SUPPLIED RECORDS:
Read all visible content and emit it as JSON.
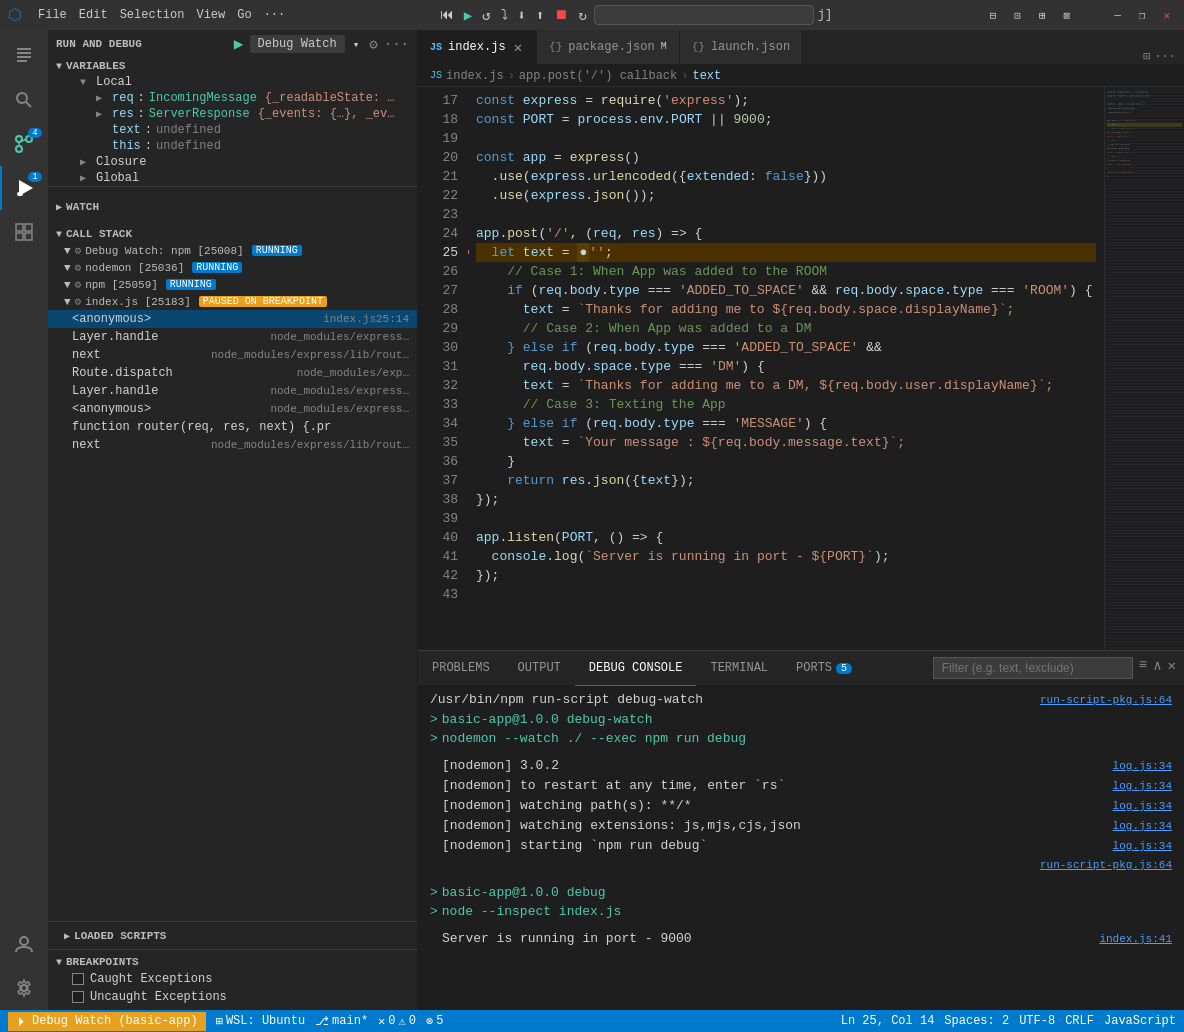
{
  "titlebar": {
    "icon": "⬡",
    "menus": [
      "File",
      "Edit",
      "Selection",
      "View",
      "Go",
      "···"
    ],
    "debug_controls": [
      "⏮",
      "▶",
      "↺",
      "⬇",
      "⬆",
      "⤷",
      "⏹",
      "↻"
    ],
    "search_placeholder": "",
    "search_value": "",
    "window_controls": [
      "—",
      "❐",
      "✕"
    ]
  },
  "sidebar": {
    "run_debug_label": "RUN AND DEBUG",
    "debug_config": "Debug Watch",
    "config_icon": "▶",
    "settings_icon": "⚙",
    "more_icon": "···",
    "variables": {
      "label": "VARIABLES",
      "local": {
        "label": "Local",
        "items": [
          {
            "name": "req",
            "type": "IncomingMessage",
            "value": "{_readableState: …",
            "expandable": true
          },
          {
            "name": "res",
            "type": "ServerResponse",
            "value": "{_events: {…}, _ev…",
            "expandable": true
          },
          {
            "name": "text",
            "type": "",
            "value": "undefined"
          },
          {
            "name": "this",
            "type": "",
            "value": "undefined"
          }
        ]
      },
      "closure": {
        "label": "Closure",
        "expandable": true
      },
      "global": {
        "label": "Global",
        "expandable": true
      }
    },
    "watch": {
      "label": "WATCH"
    },
    "call_stack": {
      "label": "CALL STACK",
      "groups": [
        {
          "name": "Debug Watch: npm [25008]",
          "badge": "RUNNING",
          "badge_type": "running",
          "expanded": true
        },
        {
          "name": "nodemon [25036]",
          "badge": "RUNNING",
          "badge_type": "running",
          "expanded": true
        },
        {
          "name": "npm [25059]",
          "badge": "RUNNING",
          "badge_type": "running",
          "expanded": true
        },
        {
          "name": "index.js [25183]",
          "badge": "PAUSED ON BREAKPOINT",
          "badge_type": "paused",
          "expanded": true
        }
      ],
      "frames": [
        {
          "name": "<anonymous>",
          "file": "index.js",
          "line": "25:14",
          "selected": true
        },
        {
          "name": "Layer.handle",
          "file": "node_modules/express…",
          "line": ""
        },
        {
          "name": "next",
          "file": "node_modules/express/lib/rout…",
          "line": ""
        },
        {
          "name": "Route.dispatch",
          "file": "node_modules/exp…",
          "line": ""
        },
        {
          "name": "Layer.handle",
          "file": "node_modules/express…",
          "line": ""
        },
        {
          "name": "<anonymous>",
          "file": "node_modules/express…",
          "line": ""
        },
        {
          "name": "function router(req, res, next) {.pr",
          "file": "",
          "line": ""
        },
        {
          "name": "next",
          "file": "node_modules/express/lib/rout…",
          "line": ""
        }
      ]
    },
    "loaded_scripts": {
      "label": "LOADED SCRIPTS"
    },
    "breakpoints": {
      "label": "BREAKPOINTS",
      "items": [
        {
          "label": "Caught Exceptions",
          "checked": false
        },
        {
          "label": "Uncaught Exceptions",
          "checked": false
        }
      ]
    }
  },
  "editor": {
    "tabs": [
      {
        "label": "index.js",
        "icon": "JS",
        "active": true,
        "modified": false
      },
      {
        "label": "package.json",
        "icon": "{}",
        "active": false,
        "modified": true
      },
      {
        "label": "launch.json",
        "icon": "{}",
        "active": false,
        "modified": false
      }
    ],
    "breadcrumb": [
      "index.js",
      "app.post('/') callback",
      "text"
    ],
    "lines": [
      {
        "num": 17,
        "tokens": [
          {
            "t": "const ",
            "c": "kw"
          },
          {
            "t": "express",
            "c": "var-ref"
          },
          {
            "t": " = ",
            "c": "op"
          },
          {
            "t": "require",
            "c": "fn"
          },
          {
            "t": "(",
            "c": "op"
          },
          {
            "t": "'express'",
            "c": "str"
          },
          {
            "t": ");",
            "c": "op"
          }
        ]
      },
      {
        "num": 18,
        "tokens": [
          {
            "t": "const ",
            "c": "kw"
          },
          {
            "t": "PORT",
            "c": "var-ref"
          },
          {
            "t": " = ",
            "c": "op"
          },
          {
            "t": "process",
            "c": "var-ref"
          },
          {
            "t": ".",
            "c": "op"
          },
          {
            "t": "env",
            "c": "prop"
          },
          {
            "t": ".",
            "c": "op"
          },
          {
            "t": "PORT",
            "c": "prop"
          },
          {
            "t": " || ",
            "c": "op"
          },
          {
            "t": "9000",
            "c": "num"
          },
          {
            "t": ";",
            "c": "op"
          }
        ]
      },
      {
        "num": 19,
        "tokens": []
      },
      {
        "num": 20,
        "tokens": [
          {
            "t": "const ",
            "c": "kw"
          },
          {
            "t": "app",
            "c": "var-ref"
          },
          {
            "t": " = ",
            "c": "op"
          },
          {
            "t": "express",
            "c": "fn"
          },
          {
            "t": "()",
            "c": "op"
          }
        ]
      },
      {
        "num": 21,
        "tokens": [
          {
            "t": "  .",
            "c": "op"
          },
          {
            "t": "use",
            "c": "method"
          },
          {
            "t": "(",
            "c": "op"
          },
          {
            "t": "express",
            "c": "var-ref"
          },
          {
            "t": ".",
            "c": "op"
          },
          {
            "t": "urlencoded",
            "c": "method"
          },
          {
            "t": "({",
            "c": "op"
          },
          {
            "t": "extended",
            "c": "prop"
          },
          {
            "t": ": ",
            "c": "op"
          },
          {
            "t": "false",
            "c": "kw"
          },
          {
            "t": "}))",
            "c": "op"
          }
        ]
      },
      {
        "num": 22,
        "tokens": [
          {
            "t": "  .",
            "c": "op"
          },
          {
            "t": "use",
            "c": "method"
          },
          {
            "t": "(",
            "c": "op"
          },
          {
            "t": "express",
            "c": "var-ref"
          },
          {
            "t": ".",
            "c": "op"
          },
          {
            "t": "json",
            "c": "method"
          },
          {
            "t": "());",
            "c": "op"
          }
        ]
      },
      {
        "num": 23,
        "tokens": []
      },
      {
        "num": 24,
        "tokens": [
          {
            "t": "app",
            "c": "var-ref"
          },
          {
            "t": ".",
            "c": "op"
          },
          {
            "t": "post",
            "c": "method"
          },
          {
            "t": "(",
            "c": "op"
          },
          {
            "t": "'/'",
            "c": "str"
          },
          {
            "t": ", (",
            "c": "op"
          },
          {
            "t": "req",
            "c": "var-ref"
          },
          {
            "t": ", ",
            "c": "op"
          },
          {
            "t": "res",
            "c": "var-ref"
          },
          {
            "t": ") => {",
            "c": "op"
          }
        ]
      },
      {
        "num": 25,
        "tokens": [
          {
            "t": "  ",
            "c": "op"
          },
          {
            "t": "let ",
            "c": "kw"
          },
          {
            "t": "text",
            "c": "var-ref"
          },
          {
            "t": " = ",
            "c": "op"
          },
          {
            "t": "''",
            "c": "str"
          },
          {
            "t": ";",
            "c": "op"
          }
        ],
        "active": true,
        "breakpoint": true
      },
      {
        "num": 26,
        "tokens": [
          {
            "t": "  ",
            "c": "op"
          },
          {
            "t": "// Case 1: When App was added to the ROOM",
            "c": "comment"
          }
        ]
      },
      {
        "num": 27,
        "tokens": [
          {
            "t": "  ",
            "c": "op"
          },
          {
            "t": "if",
            "c": "kw"
          },
          {
            "t": " (",
            "c": "op"
          },
          {
            "t": "req",
            "c": "var-ref"
          },
          {
            "t": ".",
            "c": "op"
          },
          {
            "t": "body",
            "c": "prop"
          },
          {
            "t": ".",
            "c": "op"
          },
          {
            "t": "type",
            "c": "prop"
          },
          {
            "t": " === ",
            "c": "op"
          },
          {
            "t": "'ADDED_TO_SPACE'",
            "c": "str"
          },
          {
            "t": " && ",
            "c": "op"
          },
          {
            "t": "req",
            "c": "var-ref"
          },
          {
            "t": ".",
            "c": "op"
          },
          {
            "t": "body",
            "c": "prop"
          },
          {
            "t": ".",
            "c": "op"
          },
          {
            "t": "space",
            "c": "prop"
          },
          {
            "t": ".",
            "c": "op"
          },
          {
            "t": "type",
            "c": "prop"
          },
          {
            "t": " === ",
            "c": "op"
          },
          {
            "t": "'ROOM'",
            "c": "str"
          },
          {
            "t": ") {",
            "c": "op"
          }
        ]
      },
      {
        "num": 28,
        "tokens": [
          {
            "t": "    ",
            "c": "op"
          },
          {
            "t": "text",
            "c": "var-ref"
          },
          {
            "t": " = ",
            "c": "op"
          },
          {
            "t": "`Thanks for adding me to ${req.body.space.displayName}`;",
            "c": "str"
          }
        ]
      },
      {
        "num": 29,
        "tokens": [
          {
            "t": "    ",
            "c": "op"
          },
          {
            "t": "// Case 2: When App was added to a DM",
            "c": "comment"
          }
        ]
      },
      {
        "num": 30,
        "tokens": [
          {
            "t": "  ",
            "c": "op"
          },
          {
            "t": "} else if",
            "c": "kw"
          },
          {
            "t": " (",
            "c": "op"
          },
          {
            "t": "req",
            "c": "var-ref"
          },
          {
            "t": ".",
            "c": "op"
          },
          {
            "t": "body",
            "c": "prop"
          },
          {
            "t": ".",
            "c": "op"
          },
          {
            "t": "type",
            "c": "prop"
          },
          {
            "t": " === ",
            "c": "op"
          },
          {
            "t": "'ADDED_TO_SPACE'",
            "c": "str"
          },
          {
            "t": " &&",
            "c": "op"
          }
        ]
      },
      {
        "num": 31,
        "tokens": [
          {
            "t": "    ",
            "c": "op"
          },
          {
            "t": "req",
            "c": "var-ref"
          },
          {
            "t": ".",
            "c": "op"
          },
          {
            "t": "body",
            "c": "prop"
          },
          {
            "t": ".",
            "c": "op"
          },
          {
            "t": "space",
            "c": "prop"
          },
          {
            "t": ".",
            "c": "op"
          },
          {
            "t": "type",
            "c": "prop"
          },
          {
            "t": " === ",
            "c": "op"
          },
          {
            "t": "'DM'",
            "c": "str"
          },
          {
            "t": ") {",
            "c": "op"
          }
        ]
      },
      {
        "num": 32,
        "tokens": [
          {
            "t": "    ",
            "c": "op"
          },
          {
            "t": "text",
            "c": "var-ref"
          },
          {
            "t": " = ",
            "c": "op"
          },
          {
            "t": "`Thanks for adding me to a DM, ${req.body.user.displayName}`;",
            "c": "str"
          }
        ]
      },
      {
        "num": 33,
        "tokens": [
          {
            "t": "    ",
            "c": "op"
          },
          {
            "t": "// Case 3: Texting the App",
            "c": "comment"
          }
        ]
      },
      {
        "num": 34,
        "tokens": [
          {
            "t": "  ",
            "c": "op"
          },
          {
            "t": "} else if",
            "c": "kw"
          },
          {
            "t": " (",
            "c": "op"
          },
          {
            "t": "req",
            "c": "var-ref"
          },
          {
            "t": ".",
            "c": "op"
          },
          {
            "t": "body",
            "c": "prop"
          },
          {
            "t": ".",
            "c": "op"
          },
          {
            "t": "type",
            "c": "prop"
          },
          {
            "t": " === ",
            "c": "op"
          },
          {
            "t": "'MESSAGE'",
            "c": "str"
          },
          {
            "t": ") {",
            "c": "op"
          }
        ]
      },
      {
        "num": 35,
        "tokens": [
          {
            "t": "    ",
            "c": "op"
          },
          {
            "t": "text",
            "c": "var-ref"
          },
          {
            "t": " = ",
            "c": "op"
          },
          {
            "t": "`Your message : ${req.body.message.text}`;",
            "c": "str"
          }
        ]
      },
      {
        "num": 36,
        "tokens": [
          {
            "t": "  ",
            "c": "op"
          },
          {
            "t": "}",
            "c": "op"
          }
        ]
      },
      {
        "num": 37,
        "tokens": [
          {
            "t": "  ",
            "c": "op"
          },
          {
            "t": "return ",
            "c": "kw"
          },
          {
            "t": "res",
            "c": "var-ref"
          },
          {
            "t": ".",
            "c": "op"
          },
          {
            "t": "json",
            "c": "method"
          },
          {
            "t": "({",
            "c": "op"
          },
          {
            "t": "text",
            "c": "prop"
          },
          {
            "t": "});",
            "c": "op"
          }
        ]
      },
      {
        "num": 38,
        "tokens": [
          {
            "t": "});",
            "c": "op"
          }
        ]
      },
      {
        "num": 39,
        "tokens": []
      },
      {
        "num": 40,
        "tokens": [
          {
            "t": "app",
            "c": "var-ref"
          },
          {
            "t": ".",
            "c": "op"
          },
          {
            "t": "listen",
            "c": "method"
          },
          {
            "t": "(",
            "c": "op"
          },
          {
            "t": "PORT",
            "c": "var-ref"
          },
          {
            "t": ", () => {",
            "c": "op"
          }
        ]
      },
      {
        "num": 41,
        "tokens": [
          {
            "t": "  ",
            "c": "op"
          },
          {
            "t": "console",
            "c": "var-ref"
          },
          {
            "t": ".",
            "c": "op"
          },
          {
            "t": "log",
            "c": "method"
          },
          {
            "t": "(",
            "c": "op"
          },
          {
            "t": "`Server is running in port - ${PORT}`",
            "c": "str"
          },
          {
            "t": ");",
            "c": "op"
          }
        ]
      },
      {
        "num": 42,
        "tokens": [
          {
            "t": "});",
            "c": "op"
          }
        ]
      },
      {
        "num": 43,
        "tokens": []
      }
    ]
  },
  "bottom_panel": {
    "tabs": [
      {
        "label": "PROBLEMS",
        "badge": null,
        "active": false
      },
      {
        "label": "OUTPUT",
        "badge": null,
        "active": false
      },
      {
        "label": "DEBUG CONSOLE",
        "badge": null,
        "active": true
      },
      {
        "label": "TERMINAL",
        "badge": null,
        "active": false
      },
      {
        "label": "PORTS",
        "badge": "5",
        "active": false
      }
    ],
    "filter_placeholder": "Filter (e.g. text, !exclude)",
    "console_output": [
      {
        "type": "cmd",
        "text": "/usr/bin/npm run-script debug-watch",
        "loc": "run-script-pkg.js:64"
      },
      {
        "type": "cmd-noref",
        "text": "> basic-app@1.0.0 debug-watch"
      },
      {
        "type": "cmd-noref",
        "text": "> nodemon --watch ./ --exec npm run debug"
      },
      {
        "type": "empty"
      },
      {
        "type": "plain",
        "text": "[nodemon] 3.0.2",
        "loc": "log.js:34"
      },
      {
        "type": "plain",
        "text": "[nodemon] to restart at any time, enter `rs`",
        "loc": "log.js:34"
      },
      {
        "type": "plain",
        "text": "[nodemon] watching path(s): **/*",
        "loc": "log.js:34"
      },
      {
        "type": "plain",
        "text": "[nodemon] watching extensions: js,mjs,cjs,json",
        "loc": "log.js:34"
      },
      {
        "type": "plain",
        "text": "[nodemon] starting `npm run debug`",
        "loc": "log.js:34"
      },
      {
        "type": "cmd-ref",
        "text": "",
        "loc": "run-script-pkg.js:64"
      },
      {
        "type": "empty"
      },
      {
        "type": "cmd-noref",
        "text": "> basic-app@1.0.0 debug"
      },
      {
        "type": "cmd-noref",
        "text": "> node --inspect index.js"
      },
      {
        "type": "empty"
      },
      {
        "type": "plain-white",
        "text": "Server is running in port - 9000",
        "loc": "index.js:41"
      }
    ]
  },
  "status_bar": {
    "debug_label": "Debug Watch (basic-app)",
    "wsl": "WSL: Ubuntu",
    "branch": "main*",
    "errors": "0",
    "warnings": "0",
    "ports": "5",
    "cursor": "Ln 25, Col 14",
    "spaces": "Spaces: 2",
    "encoding": "UTF-8",
    "line_ending": "CRLF",
    "language": "JavaScript"
  }
}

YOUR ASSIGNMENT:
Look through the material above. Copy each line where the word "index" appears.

ANSWER SPACE:
          "name": "index.js [25183]",
          "file": "index.js",
        "label": "index.js",
      "index.js",
        "text": "> node --inspect index.js"
        "loc": "index.js:41"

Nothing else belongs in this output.